# What you need to do
An exact reproduction of all entries is required.
── Source records
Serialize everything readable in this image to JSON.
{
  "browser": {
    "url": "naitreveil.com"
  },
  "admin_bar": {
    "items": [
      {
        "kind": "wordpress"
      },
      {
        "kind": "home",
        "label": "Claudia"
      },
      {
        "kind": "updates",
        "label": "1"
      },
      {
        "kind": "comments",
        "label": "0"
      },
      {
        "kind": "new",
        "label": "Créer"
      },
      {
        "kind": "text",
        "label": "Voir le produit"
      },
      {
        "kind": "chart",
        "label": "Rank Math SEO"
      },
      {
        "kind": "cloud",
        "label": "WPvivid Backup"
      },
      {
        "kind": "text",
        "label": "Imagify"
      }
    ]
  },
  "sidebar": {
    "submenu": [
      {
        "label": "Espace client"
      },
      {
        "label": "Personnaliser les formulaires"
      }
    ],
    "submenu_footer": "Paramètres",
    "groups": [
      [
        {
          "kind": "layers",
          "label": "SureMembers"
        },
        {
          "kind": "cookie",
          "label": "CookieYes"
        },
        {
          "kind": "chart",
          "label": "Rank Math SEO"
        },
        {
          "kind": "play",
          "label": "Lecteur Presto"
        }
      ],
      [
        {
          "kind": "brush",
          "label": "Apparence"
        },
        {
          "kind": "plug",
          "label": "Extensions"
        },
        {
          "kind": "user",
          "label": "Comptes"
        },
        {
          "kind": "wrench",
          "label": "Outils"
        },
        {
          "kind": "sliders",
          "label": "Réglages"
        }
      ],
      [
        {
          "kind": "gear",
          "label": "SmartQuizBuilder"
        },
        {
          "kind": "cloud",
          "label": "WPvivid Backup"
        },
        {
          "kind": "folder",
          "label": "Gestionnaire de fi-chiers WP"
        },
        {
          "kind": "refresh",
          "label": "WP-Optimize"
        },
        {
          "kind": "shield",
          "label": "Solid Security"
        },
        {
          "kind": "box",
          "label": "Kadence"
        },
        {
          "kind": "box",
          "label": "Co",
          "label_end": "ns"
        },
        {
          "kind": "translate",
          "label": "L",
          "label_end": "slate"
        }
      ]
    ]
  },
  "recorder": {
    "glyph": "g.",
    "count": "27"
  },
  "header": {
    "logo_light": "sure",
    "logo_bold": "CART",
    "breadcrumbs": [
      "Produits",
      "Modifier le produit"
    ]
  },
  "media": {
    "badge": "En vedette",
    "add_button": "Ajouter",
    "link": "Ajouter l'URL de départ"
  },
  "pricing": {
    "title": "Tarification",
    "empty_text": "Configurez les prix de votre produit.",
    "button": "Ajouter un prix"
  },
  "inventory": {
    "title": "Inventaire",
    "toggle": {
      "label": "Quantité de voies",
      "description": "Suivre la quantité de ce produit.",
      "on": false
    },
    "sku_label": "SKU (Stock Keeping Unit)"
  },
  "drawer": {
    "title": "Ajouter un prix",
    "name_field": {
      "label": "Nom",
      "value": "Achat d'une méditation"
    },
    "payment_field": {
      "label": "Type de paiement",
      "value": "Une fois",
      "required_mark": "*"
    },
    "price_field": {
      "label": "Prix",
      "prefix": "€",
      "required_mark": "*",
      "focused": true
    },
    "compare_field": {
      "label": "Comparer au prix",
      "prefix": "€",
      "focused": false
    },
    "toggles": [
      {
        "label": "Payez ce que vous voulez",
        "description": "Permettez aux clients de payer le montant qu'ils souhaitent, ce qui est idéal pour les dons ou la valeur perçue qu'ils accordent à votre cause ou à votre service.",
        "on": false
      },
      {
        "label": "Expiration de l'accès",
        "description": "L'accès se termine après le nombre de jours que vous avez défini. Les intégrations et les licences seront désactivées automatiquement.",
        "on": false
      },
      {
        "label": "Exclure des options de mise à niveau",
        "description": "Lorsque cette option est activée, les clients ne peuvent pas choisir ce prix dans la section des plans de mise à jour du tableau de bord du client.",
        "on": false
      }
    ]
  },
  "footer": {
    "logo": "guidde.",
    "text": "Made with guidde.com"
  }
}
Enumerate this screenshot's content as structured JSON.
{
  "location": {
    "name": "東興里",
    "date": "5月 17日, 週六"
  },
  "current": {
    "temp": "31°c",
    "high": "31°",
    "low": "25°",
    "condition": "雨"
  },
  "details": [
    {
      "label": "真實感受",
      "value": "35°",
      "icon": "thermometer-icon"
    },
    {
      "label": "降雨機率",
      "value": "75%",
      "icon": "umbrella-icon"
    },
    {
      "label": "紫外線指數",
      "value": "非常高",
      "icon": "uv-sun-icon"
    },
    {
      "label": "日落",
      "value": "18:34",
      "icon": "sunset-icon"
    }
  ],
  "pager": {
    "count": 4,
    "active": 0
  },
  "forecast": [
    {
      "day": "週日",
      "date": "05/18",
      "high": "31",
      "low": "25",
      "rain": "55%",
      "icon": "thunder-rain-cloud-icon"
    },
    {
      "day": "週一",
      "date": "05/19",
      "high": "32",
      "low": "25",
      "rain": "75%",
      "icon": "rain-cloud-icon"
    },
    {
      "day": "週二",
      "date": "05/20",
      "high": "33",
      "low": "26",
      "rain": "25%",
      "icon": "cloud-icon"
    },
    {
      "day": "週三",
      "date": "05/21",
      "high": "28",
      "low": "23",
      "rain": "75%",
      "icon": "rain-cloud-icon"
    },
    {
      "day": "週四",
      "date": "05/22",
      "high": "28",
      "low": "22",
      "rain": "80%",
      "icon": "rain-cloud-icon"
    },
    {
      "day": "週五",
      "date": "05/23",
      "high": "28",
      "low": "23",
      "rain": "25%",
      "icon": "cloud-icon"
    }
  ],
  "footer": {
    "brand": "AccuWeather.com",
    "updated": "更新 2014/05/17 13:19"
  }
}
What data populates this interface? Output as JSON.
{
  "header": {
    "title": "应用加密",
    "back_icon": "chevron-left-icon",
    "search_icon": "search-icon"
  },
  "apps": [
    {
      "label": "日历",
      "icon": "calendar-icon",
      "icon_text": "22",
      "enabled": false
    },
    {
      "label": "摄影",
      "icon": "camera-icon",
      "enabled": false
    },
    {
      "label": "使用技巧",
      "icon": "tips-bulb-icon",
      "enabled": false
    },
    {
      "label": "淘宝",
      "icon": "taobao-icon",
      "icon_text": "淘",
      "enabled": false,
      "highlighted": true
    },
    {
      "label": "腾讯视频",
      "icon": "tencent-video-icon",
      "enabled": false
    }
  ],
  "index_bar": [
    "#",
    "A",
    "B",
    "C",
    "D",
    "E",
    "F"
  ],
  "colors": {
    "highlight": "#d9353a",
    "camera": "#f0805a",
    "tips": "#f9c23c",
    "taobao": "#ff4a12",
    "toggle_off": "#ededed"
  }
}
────
# Result
Serialize everything readable in this image to JSON.
{
  "browser": {
    "url": "naitreveil.com"
  },
  "admin_bar": {
    "items": [
      {
        "kind": "wordpress"
      },
      {
        "kind": "home",
        "label": "Claudia"
      },
      {
        "kind": "updates",
        "label": "1"
      },
      {
        "kind": "comments",
        "label": "0"
      },
      {
        "kind": "new",
        "label": "Créer"
      },
      {
        "kind": "text",
        "label": "Voir le produit"
      },
      {
        "kind": "chart",
        "label": "Rank Math SEO"
      },
      {
        "kind": "cloud",
        "label": "WPvivid Backup"
      },
      {
        "kind": "text",
        "label": "Imagify"
      }
    ]
  },
  "sidebar": {
    "submenu": [
      {
        "label": "Espace client"
      },
      {
        "label": "Personnaliser les formulaires"
      }
    ],
    "submenu_footer": "Paramètres",
    "groups": [
      [
        {
          "kind": "layers",
          "label": "SureMembers"
        },
        {
          "kind": "cookie",
          "label": "CookieYes"
        },
        {
          "kind": "chart",
          "label": "Rank Math SEO"
        },
        {
          "kind": "play",
          "label": "Lecteur Presto"
        }
      ],
      [
        {
          "kind": "brush",
          "label": "Apparence"
        },
        {
          "kind": "plug",
          "label": "Extensions"
        },
        {
          "kind": "user",
          "label": "Comptes"
        },
        {
          "kind": "wrench",
          "label": "Outils"
        },
        {
          "kind": "sliders",
          "label": "Réglages"
        }
      ],
      [
        {
          "kind": "gear",
          "label": "SmartQuizBuilder"
        },
        {
          "kind": "cloud",
          "label": "WPvivid Backup"
        },
        {
          "kind": "folder",
          "label": "Gestionnaire de fi-chiers WP"
        },
        {
          "kind": "refresh",
          "label": "WP-Optimize"
        },
        {
          "kind": "shield",
          "label": "Solid Security"
        },
        {
          "kind": "box",
          "label": "Kadence"
        },
        {
          "kind": "box",
          "label": "Co",
          "label_end": "ns"
        },
        {
          "kind": "translate",
          "label": "L",
          "label_end": "slate"
        }
      ]
    ]
  },
  "recorder": {
    "glyph": "g.",
    "count": "27"
  },
  "header": {
    "logo_light": "sure",
    "logo_bold": "CART",
    "breadcrumbs": [
      "Produits",
      "Modifier le produit"
    ]
  },
  "media": {
    "badge": "En vedette",
    "add_button": "Ajouter",
    "link": "Ajouter l'URL de départ"
  },
  "pricing": {
    "title": "Tarification",
    "empty_text": "Configurez les prix de votre produit.",
    "button": "Ajouter un prix"
  },
  "inventory": {
    "title": "Inventaire",
    "toggle": {
      "label": "Quantité de voies",
      "description": "Suivre la quantité de ce produit.",
      "on": false
    },
    "sku_label": "SKU (Stock Keeping Unit)"
  },
  "drawer": {
    "title": "Ajouter un prix",
    "name_field": {
      "label": "Nom",
      "value": "Achat d'une méditation"
    },
    "payment_field": {
      "label": "Type de paiement",
      "value": "Une fois",
      "required_mark": "*"
    },
    "price_field": {
      "label": "Prix",
      "prefix": "€",
      "required_mark": "*",
      "focused": true
    },
    "compare_field": {
      "label": "Comparer au prix",
      "prefix": "€",
      "focused": false
    },
    "toggles": [
      {
        "label": "Payez ce que vous voulez",
        "description": "Permettez aux clients de payer le montant qu'ils souhaitent, ce qui est idéal pour les dons ou la valeur perçue qu'ils accordent à votre cause ou à votre service.",
        "on": false
      },
      {
        "label": "Expiration de l'accès",
        "description": "L'accès se termine après le nombre de jours que vous avez défini. Les intégrations et les licences seront désactivées automatiquement.",
        "on": false
      },
      {
        "label": "Exclure des options de mise à niveau",
        "description": "Lorsque cette option est activée, les clients ne peuvent pas choisir ce prix dans la section des plans de mise à jour du tableau de bord du client.",
        "on": false
      }
    ]
  },
  "footer": {
    "logo": "guidde.",
    "text": "Made with guidde.com"
  }
}
Enumerate this screenshot's content as structured JSON.
{
  "location": {
    "name": "東興里",
    "date": "5月 17日, 週六"
  },
  "current": {
    "temp": "31°c",
    "high": "31°",
    "low": "25°",
    "condition": "雨"
  },
  "details": [
    {
      "label": "真實感受",
      "value": "35°",
      "icon": "thermometer-icon"
    },
    {
      "label": "降雨機率",
      "value": "75%",
      "icon": "umbrella-icon"
    },
    {
      "label": "紫外線指數",
      "value": "非常高",
      "icon": "uv-sun-icon"
    },
    {
      "label": "日落",
      "value": "18:34",
      "icon": "sunset-icon"
    }
  ],
  "pager": {
    "count": 4,
    "active": 0
  },
  "forecast": [
    {
      "day": "週日",
      "date": "05/18",
      "high": "31",
      "low": "25",
      "rain": "55%",
      "icon": "thunder-rain-cloud-icon"
    },
    {
      "day": "週一",
      "date": "05/19",
      "high": "32",
      "low": "25",
      "rain": "75%",
      "icon": "rain-cloud-icon"
    },
    {
      "day": "週二",
      "date": "05/20",
      "high": "33",
      "low": "26",
      "rain": "25%",
      "icon": "cloud-icon"
    },
    {
      "day": "週三",
      "date": "05/21",
      "high": "28",
      "low": "23",
      "rain": "75%",
      "icon": "rain-cloud-icon"
    },
    {
      "day": "週四",
      "date": "05/22",
      "high": "28",
      "low": "22",
      "rain": "80%",
      "icon": "rain-cloud-icon"
    },
    {
      "day": "週五",
      "date": "05/23",
      "high": "28",
      "low": "23",
      "rain": "25%",
      "icon": "cloud-icon"
    }
  ],
  "footer": {
    "brand": "AccuWeather.com",
    "updated": "更新 2014/05/17 13:19"
  }
}
What data populates this interface? Output as JSON.
{
  "header": {
    "title": "应用加密",
    "back_icon": "chevron-left-icon",
    "search_icon": "search-icon"
  },
  "apps": [
    {
      "label": "日历",
      "icon": "calendar-icon",
      "icon_text": "22",
      "enabled": false
    },
    {
      "label": "摄影",
      "icon": "camera-icon",
      "enabled": false
    },
    {
      "label": "使用技巧",
      "icon": "tips-bulb-icon",
      "enabled": false
    },
    {
      "label": "淘宝",
      "icon": "taobao-icon",
      "icon_text": "淘",
      "enabled": false,
      "highlighted": true
    },
    {
      "label": "腾讯视频",
      "icon": "tencent-video-icon",
      "enabled": false
    }
  ],
  "index_bar": [
    "#",
    "A",
    "B",
    "C",
    "D",
    "E",
    "F"
  ],
  "colors": {
    "highlight": "#d9353a",
    "camera": "#f0805a",
    "tips": "#f9c23c",
    "taobao": "#ff4a12",
    "toggle_off": "#ededed"
  }
}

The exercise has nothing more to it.